_Work to complete_.
Print the data exactly as written, line for line, and leave its pictures behind.

(Excerpts from an interface dataset)

***

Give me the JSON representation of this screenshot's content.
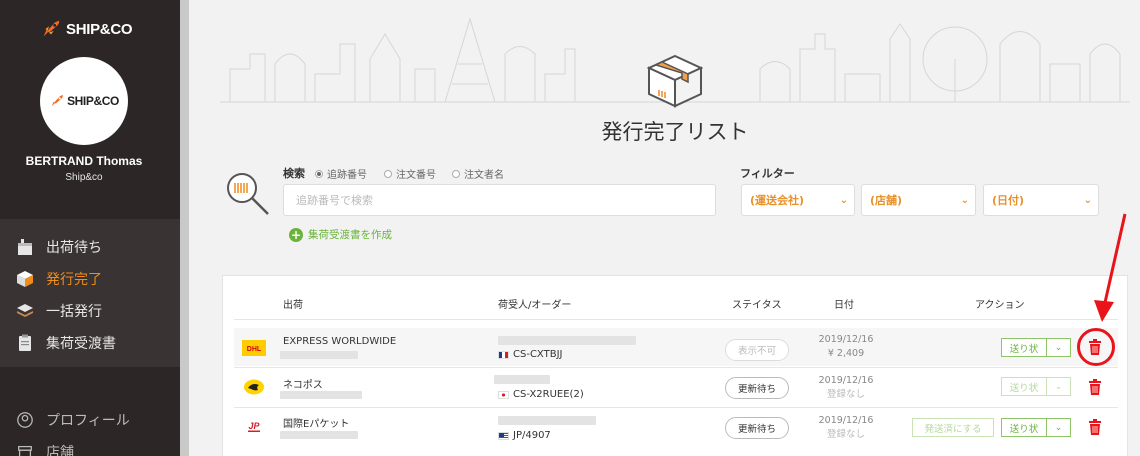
{
  "brand": {
    "name": "SHIP&CO"
  },
  "user": {
    "name": "BERTRAND Thomas",
    "org": "Ship&co",
    "avatar_text": "SHIP&CO"
  },
  "nav": {
    "items": [
      {
        "label": "出荷待ち",
        "icon": "box-pending-icon",
        "active": false
      },
      {
        "label": "発行完了",
        "icon": "box-done-icon",
        "active": true
      },
      {
        "label": "一括発行",
        "icon": "layers-icon",
        "active": false
      },
      {
        "label": "集荷受渡書",
        "icon": "clipboard-icon",
        "active": false
      }
    ],
    "bottom": [
      {
        "label": "プロフィール",
        "icon": "profile-icon"
      },
      {
        "label": "店舗",
        "icon": "store-icon"
      }
    ]
  },
  "page": {
    "title": "発行完了リスト"
  },
  "search": {
    "label": "検索",
    "radios": [
      "追跡番号",
      "注文番号",
      "注文者名"
    ],
    "selected": "追跡番号",
    "placeholder": "追跡番号で検索",
    "create_link": "集荷受渡書を作成"
  },
  "filter": {
    "label": "フィルター",
    "carrier": "(運送会社)",
    "store": "(店舗)",
    "date": "(日付)"
  },
  "table": {
    "headers": {
      "shipment": "出荷",
      "recipient": "荷受人/オーダー",
      "status": "ステイタス",
      "date": "日付",
      "action": "アクション"
    },
    "rows": [
      {
        "service": "EXPRESS WORLDWIDE",
        "order": "CS-CXTBJJ",
        "flag": "fr",
        "status": "表示不可",
        "date": "2019/12/16",
        "amount": "¥ 2,409",
        "carrier": "DHL"
      },
      {
        "service": "ネコポス",
        "order": "CS-X2RUEE(2)",
        "flag": "jp",
        "status": "更新待ち",
        "date": "2019/12/16",
        "amount": "登録なし",
        "carrier": "Yamato"
      },
      {
        "service": "国際Eパケット",
        "order": "JP/4907",
        "flag": "us",
        "status": "更新待ち",
        "date": "2019/12/16",
        "amount": "登録なし",
        "carrier": "JP Post"
      }
    ],
    "send_label": "送り状",
    "mark_sent_label": "発送済にする"
  },
  "colors": {
    "accent": "#f08c1a",
    "sidebar": "#2c2626",
    "green": "#6bb33b",
    "red": "#e8141a"
  }
}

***

_Solution to this problem_.
Give me the JSON representation of this screenshot's content.
{
  "brand": {
    "name": "SHIP&CO"
  },
  "user": {
    "name": "BERTRAND Thomas",
    "org": "Ship&co",
    "avatar_text": "SHIP&CO"
  },
  "nav": {
    "items": [
      {
        "label": "出荷待ち",
        "icon": "box-pending-icon",
        "active": false
      },
      {
        "label": "発行完了",
        "icon": "box-done-icon",
        "active": true
      },
      {
        "label": "一括発行",
        "icon": "layers-icon",
        "active": false
      },
      {
        "label": "集荷受渡書",
        "icon": "clipboard-icon",
        "active": false
      }
    ],
    "bottom": [
      {
        "label": "プロフィール",
        "icon": "profile-icon"
      },
      {
        "label": "店舗",
        "icon": "store-icon"
      }
    ]
  },
  "page": {
    "title": "発行完了リスト"
  },
  "search": {
    "label": "検索",
    "radios": [
      "追跡番号",
      "注文番号",
      "注文者名"
    ],
    "selected": "追跡番号",
    "placeholder": "追跡番号で検索",
    "create_link": "集荷受渡書を作成"
  },
  "filter": {
    "label": "フィルター",
    "carrier": "(運送会社)",
    "store": "(店舗)",
    "date": "(日付)"
  },
  "table": {
    "headers": {
      "shipment": "出荷",
      "recipient": "荷受人/オーダー",
      "status": "ステイタス",
      "date": "日付",
      "action": "アクション"
    },
    "rows": [
      {
        "service": "EXPRESS WORLDWIDE",
        "order": "CS-CXTBJJ",
        "flag": "fr",
        "status": "表示不可",
        "date": "2019/12/16",
        "amount": "¥ 2,409",
        "carrier": "DHL"
      },
      {
        "service": "ネコポス",
        "order": "CS-X2RUEE(2)",
        "flag": "jp",
        "status": "更新待ち",
        "date": "2019/12/16",
        "amount": "登録なし",
        "carrier": "Yamato"
      },
      {
        "service": "国際Eパケット",
        "order": "JP/4907",
        "flag": "us",
        "status": "更新待ち",
        "date": "2019/12/16",
        "amount": "登録なし",
        "carrier": "JP Post"
      }
    ],
    "send_label": "送り状",
    "mark_sent_label": "発送済にする"
  },
  "colors": {
    "accent": "#f08c1a",
    "sidebar": "#2c2626",
    "green": "#6bb33b",
    "red": "#e8141a"
  }
}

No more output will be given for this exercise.